“I believe social media is creating an equal opportunities and business without borders market. We are no longer limited to the confines of our cities and countries. If you are struggling to find work because of your location, background, or lack of job opportunities you can find work online using social media. The top 10 demand jobs in 2014 did not exist in 2004. Early adopters of the new communications medium will stand out from the crowd of people who are still looking for jobs using old methods.
Living in a virtual world almost 24/7 I see a trend taking place where the best positions, business and career opportunities are being taken by those who are connected and building their network. Invariably, someone will know someone who needs what you have to offer.”
But remember, even if you’re only using these sites for personal networking, it doesn’t prevent your employer or prospective employers from checking out what you post.
An inappropriate post on a networking site could knock you out of contention for a new job, or even cost you the job you already have. Every single tweet you post can be found on Google and they can come back to haunt you.
What Not to Do When Using Social Media
- Don’t embarrass yourself.
- Be aware that people are reading everything you post.
- Don’t say anything about your boss online that you wouldn’t say to him or her in person.
- Don’t take a chance of hurting your career.
- Don’t do it on your bosses time if you are lucky enough to be in employment
Positioning Yourself for Social Media Success
So what can you do to use social media to boost your career and enhance your prospects of finding a job? How can job seekers capitalize on what companies are doing?
Social recruiting is a new endeavor for many companies and they are still experimenting with what works from a recruiting perspective, and what doesn’t. That means there are no hard and fast rules on how to connect and position yourself to be found, but there are tactics you can use to make the right connections with people in your industry and career field.
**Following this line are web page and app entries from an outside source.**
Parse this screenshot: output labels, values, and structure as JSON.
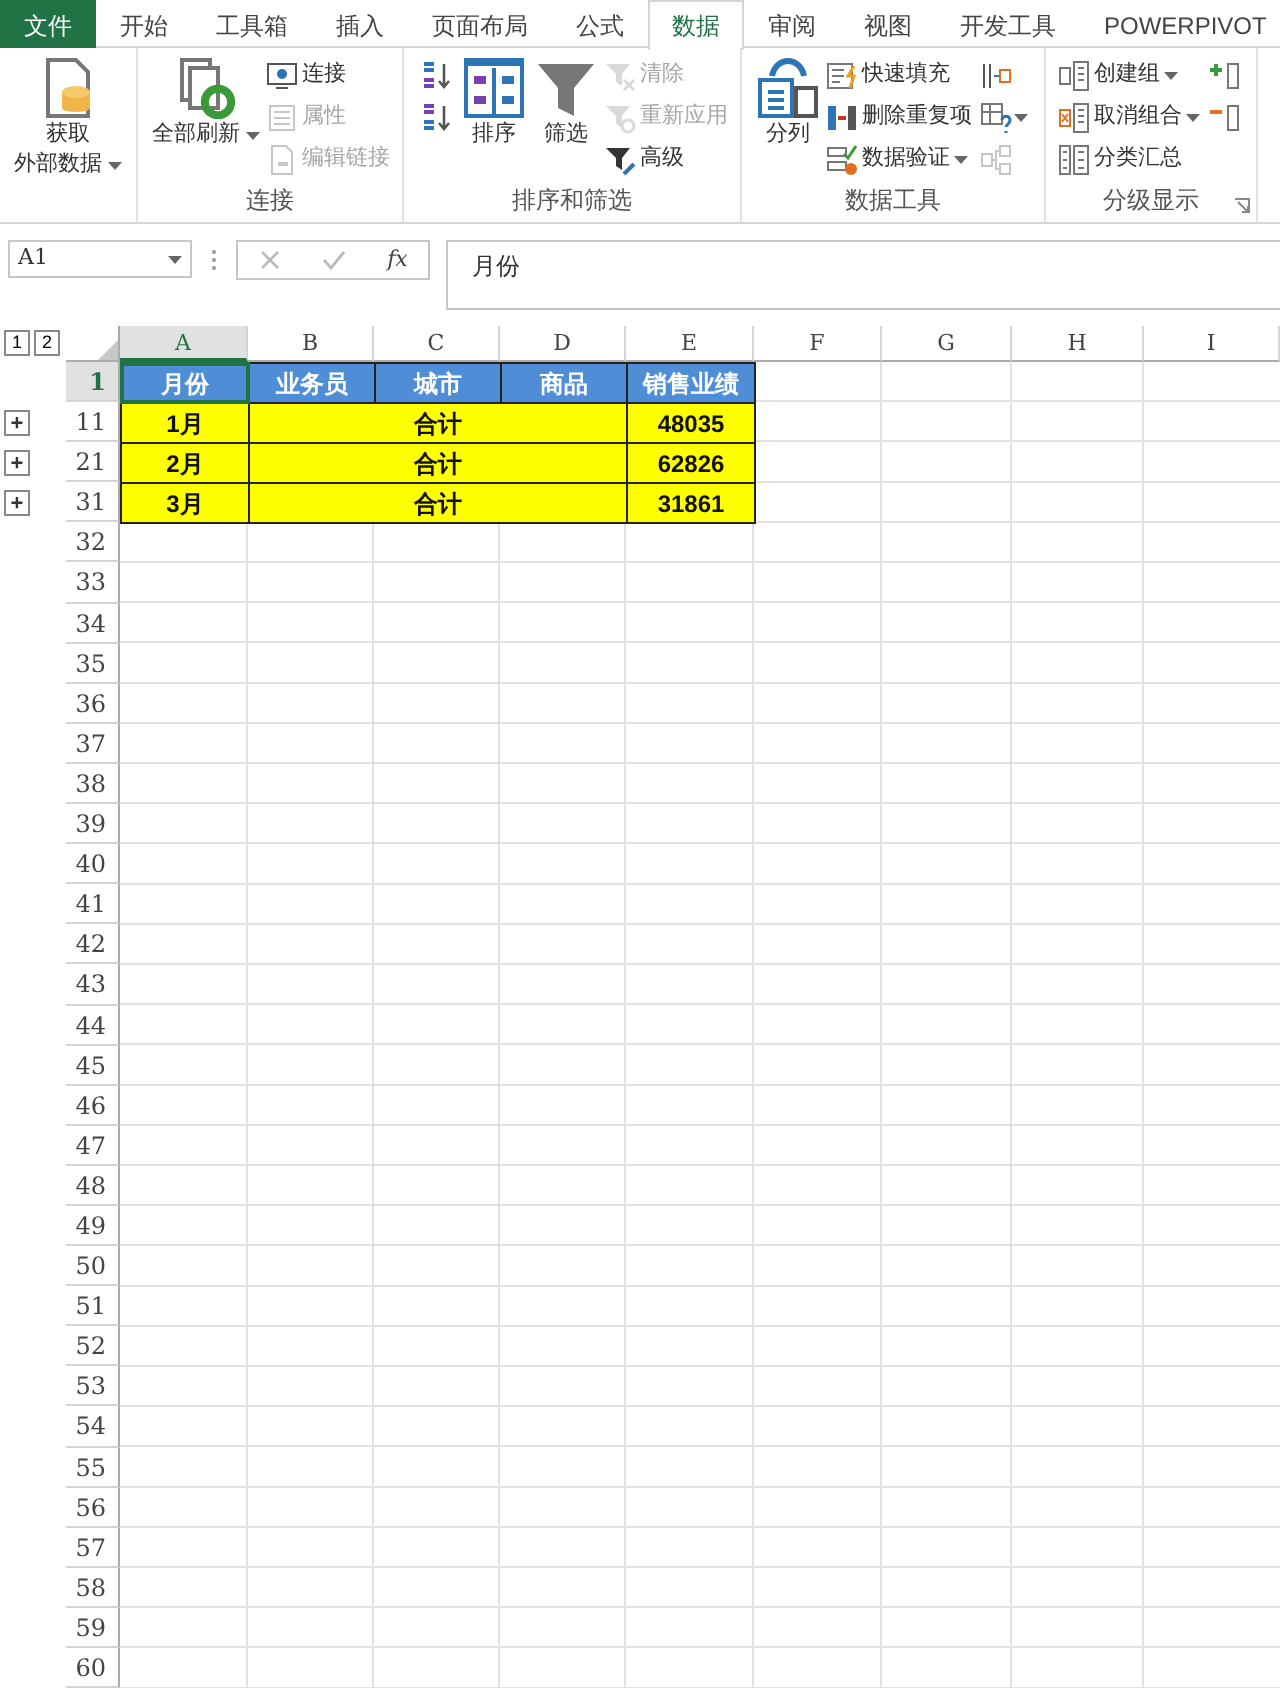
{
  "tabs": [
    {
      "label": "文件",
      "kind": "file",
      "selected": false
    },
    {
      "label": "开始",
      "kind": "tab",
      "selected": false
    },
    {
      "label": "工具箱",
      "kind": "tab",
      "selected": false
    },
    {
      "label": "插入",
      "kind": "tab",
      "selected": false
    },
    {
      "label": "页面布局",
      "kind": "tab",
      "selected": false
    },
    {
      "label": "公式",
      "kind": "tab",
      "selected": false
    },
    {
      "label": "数据",
      "kind": "tab",
      "selected": true
    },
    {
      "label": "审阅",
      "kind": "tab",
      "selected": false
    },
    {
      "label": "视图",
      "kind": "tab",
      "selected": false
    },
    {
      "label": "开发工具",
      "kind": "tab",
      "selected": false
    },
    {
      "label": "POWERPIVOT",
      "kind": "tab",
      "selected": false
    }
  ],
  "ribbon": {
    "groups": [
      {
        "columns": [
          [
            {
              "kind": "large",
              "label_lines": [
                "获取",
                "外部数据"
              ],
              "disabled": false,
              "dropdown": true
            }
          ]
        ]
      },
      {
        "label": "连接",
        "columns": [
          [
            {
              "kind": "large",
              "label_lines": [
                "全部刷新"
              ],
              "disabled": false,
              "dropdown": true
            }
          ],
          [
            {
              "kind": "small",
              "label": "连接",
              "disabled": false,
              "dropdown": false
            },
            {
              "kind": "small",
              "label": "属性",
              "disabled": true,
              "dropdown": false
            },
            {
              "kind": "small",
              "label": "编辑链接",
              "disabled": true,
              "dropdown": false
            }
          ]
        ]
      },
      {
        "label": "排序和筛选",
        "columns": [
          [
            {
              "kind": "icon",
              "disabled": false,
              "dropdown": false
            },
            {
              "kind": "icon",
              "disabled": false,
              "dropdown": false
            }
          ],
          [
            {
              "kind": "large",
              "label_lines": [
                "排序"
              ],
              "disabled": false,
              "dropdown": false
            }
          ],
          [
            {
              "kind": "large",
              "label_lines": [
                "筛选"
              ],
              "disabled": false,
              "dropdown": false
            }
          ],
          [
            {
              "kind": "small",
              "label": "清除",
              "disabled": true,
              "dropdown": false
            },
            {
              "kind": "small",
              "label": "重新应用",
              "disabled": true,
              "dropdown": false
            },
            {
              "kind": "small",
              "label": "高级",
              "disabled": false,
              "dropdown": false
            }
          ]
        ]
      },
      {
        "label": "数据工具",
        "columns": [
          [
            {
              "kind": "large",
              "label_lines": [
                "分列"
              ],
              "disabled": false,
              "dropdown": false
            }
          ],
          [
            {
              "kind": "small",
              "label": "快速填充",
              "disabled": false,
              "dropdown": false
            },
            {
              "kind": "small",
              "label": "删除重复项",
              "disabled": false,
              "dropdown": false
            },
            {
              "kind": "small",
              "label": "数据验证",
              "disabled": false,
              "dropdown": true
            }
          ],
          [
            {
              "kind": "icon",
              "disabled": false,
              "dropdown": false
            },
            {
              "kind": "icon",
              "disabled": false,
              "dropdown": true
            },
            {
              "kind": "icon",
              "disabled": true,
              "dropdown": false
            }
          ]
        ]
      },
      {
        "label": "分级显示",
        "launcher": true,
        "columns": [
          [
            {
              "kind": "small",
              "label": "创建组",
              "disabled": false,
              "dropdown": true
            },
            {
              "kind": "small",
              "label": "取消组合",
              "disabled": false,
              "dropdown": true
            },
            {
              "kind": "small",
              "label": "分类汇总",
              "disabled": false,
              "dropdown": false
            }
          ],
          [
            {
              "kind": "icon",
              "disabled": false,
              "dropdown": false
            },
            {
              "kind": "icon",
              "disabled": false,
              "dropdown": false
            }
          ]
        ]
      }
    ]
  },
  "formula_bar": {
    "name_box": "A1",
    "function_label": "fx",
    "formula": "月份"
  },
  "sheet": {
    "outline_levels": [
      "1",
      "2"
    ],
    "columns": [
      {
        "label": "A",
        "selected": true
      },
      {
        "label": "B",
        "selected": false
      },
      {
        "label": "C",
        "selected": false
      },
      {
        "label": "D",
        "selected": false
      },
      {
        "label": "E",
        "selected": false
      },
      {
        "label": "F",
        "selected": false
      },
      {
        "label": "G",
        "selected": false
      },
      {
        "label": "H",
        "selected": false
      },
      {
        "label": "I",
        "selected": false
      }
    ],
    "rows": [
      {
        "number": "1",
        "selected": true,
        "kind": "header",
        "cells": [
          {
            "text": "月份",
            "active": true,
            "kind": "single"
          },
          {
            "text": "业务员",
            "active": false,
            "kind": "single"
          },
          {
            "text": "城市",
            "active": false,
            "kind": "single"
          },
          {
            "text": "商品",
            "active": false,
            "kind": "single"
          },
          {
            "text": "销售业绩",
            "active": false,
            "kind": "single"
          }
        ]
      },
      {
        "number": "11",
        "selected": false,
        "kind": "total",
        "outline_button": "+",
        "cells": [
          {
            "text": "1月",
            "active": false,
            "kind": "single"
          },
          {
            "text": "合计",
            "active": false,
            "kind": "merged"
          },
          {
            "text": "48035",
            "active": false,
            "kind": "single"
          }
        ]
      },
      {
        "number": "21",
        "selected": false,
        "kind": "total",
        "outline_button": "+",
        "cells": [
          {
            "text": "2月",
            "active": false,
            "kind": "single"
          },
          {
            "text": "合计",
            "active": false,
            "kind": "merged"
          },
          {
            "text": "62826",
            "active": false,
            "kind": "single"
          }
        ]
      },
      {
        "number": "31",
        "selected": false,
        "kind": "total",
        "outline_button": "+",
        "cells": [
          {
            "text": "3月",
            "active": false,
            "kind": "single"
          },
          {
            "text": "合计",
            "active": false,
            "kind": "merged"
          },
          {
            "text": "31861",
            "active": false,
            "kind": "single"
          }
        ]
      },
      {
        "number": "32",
        "selected": false,
        "kind": "empty"
      },
      {
        "number": "33",
        "selected": false,
        "kind": "empty"
      },
      {
        "number": "34",
        "selected": false,
        "kind": "empty"
      },
      {
        "number": "35",
        "selected": false,
        "kind": "empty"
      },
      {
        "number": "36",
        "selected": false,
        "kind": "empty"
      },
      {
        "number": "37",
        "selected": false,
        "kind": "empty"
      },
      {
        "number": "38",
        "selected": false,
        "kind": "empty"
      },
      {
        "number": "39",
        "selected": false,
        "kind": "empty"
      },
      {
        "number": "40",
        "selected": false,
        "kind": "empty"
      },
      {
        "number": "41",
        "selected": false,
        "kind": "empty"
      },
      {
        "number": "42",
        "selected": false,
        "kind": "empty"
      },
      {
        "number": "43",
        "selected": false,
        "kind": "empty"
      },
      {
        "number": "44",
        "selected": false,
        "kind": "empty"
      },
      {
        "number": "45",
        "selected": false,
        "kind": "empty"
      },
      {
        "number": "46",
        "selected": false,
        "kind": "empty"
      },
      {
        "number": "47",
        "selected": false,
        "kind": "empty"
      },
      {
        "number": "48",
        "selected": false,
        "kind": "empty"
      },
      {
        "number": "49",
        "selected": false,
        "kind": "empty"
      },
      {
        "number": "50",
        "selected": false,
        "kind": "empty"
      },
      {
        "number": "51",
        "selected": false,
        "kind": "empty"
      },
      {
        "number": "52",
        "selected": false,
        "kind": "empty"
      },
      {
        "number": "53",
        "selected": false,
        "kind": "empty"
      },
      {
        "number": "54",
        "selected": false,
        "kind": "empty"
      },
      {
        "number": "55",
        "selected": false,
        "kind": "empty"
      },
      {
        "number": "56",
        "selected": false,
        "kind": "empty"
      },
      {
        "number": "57",
        "selected": false,
        "kind": "empty"
      },
      {
        "number": "58",
        "selected": false,
        "kind": "empty"
      },
      {
        "number": "59",
        "selected": false,
        "kind": "empty"
      },
      {
        "number": "60",
        "selected": false,
        "kind": "empty"
      }
    ]
  }
}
It’s important to communicate with connections in your industry, even when you don’t need them. Starting when you already need a job is really too late. Take some time, every day, to connect with who you know and who you don’t know – yet. However, don’t just connect with random people. Identify those with whom you have something in common: education, industry, experience, professional associations, etc.
Networking Before You Need To
Build your network well in advance of when you need it. Talk to your connections on Twitter or the other networking sites. Join Groups on LinkedIn and Facebook, post and join discussions. Be engaged and proactive in your communications. By building a network in advance, you won’t have to scramble if you unexpectedly lose your job or decide it’s time to move on.
The contacts you make online will help you transition from technology to person-to-person communications. For example, a relevant tweet can lead to an @reply (a reply in response to your post) or a DM (direct message) from a hiring manager.
Use your online connections to connect with ‘real people’ online. These human connections will serve you well in the long run and help you get a foot in the door at companies of interest.
Growing Your Network
Are you active on LinkedIn, Twitter, and Facebook? How broad is the base of contacts you’ve made? All those contacts ) are there if I need them, and you can help them, as well.
Take it one step at a time – and one contact at a time – and you’ll be able to build your own career network. It won’t happen overnight, but it doesn’t have to. Work on your network when time permits, remembering that your network might be key to getting your next job.
Then be sure to use your network wisely and carefully, thinking carefully about what you post, so you’re using it to help, not hinder, your job search.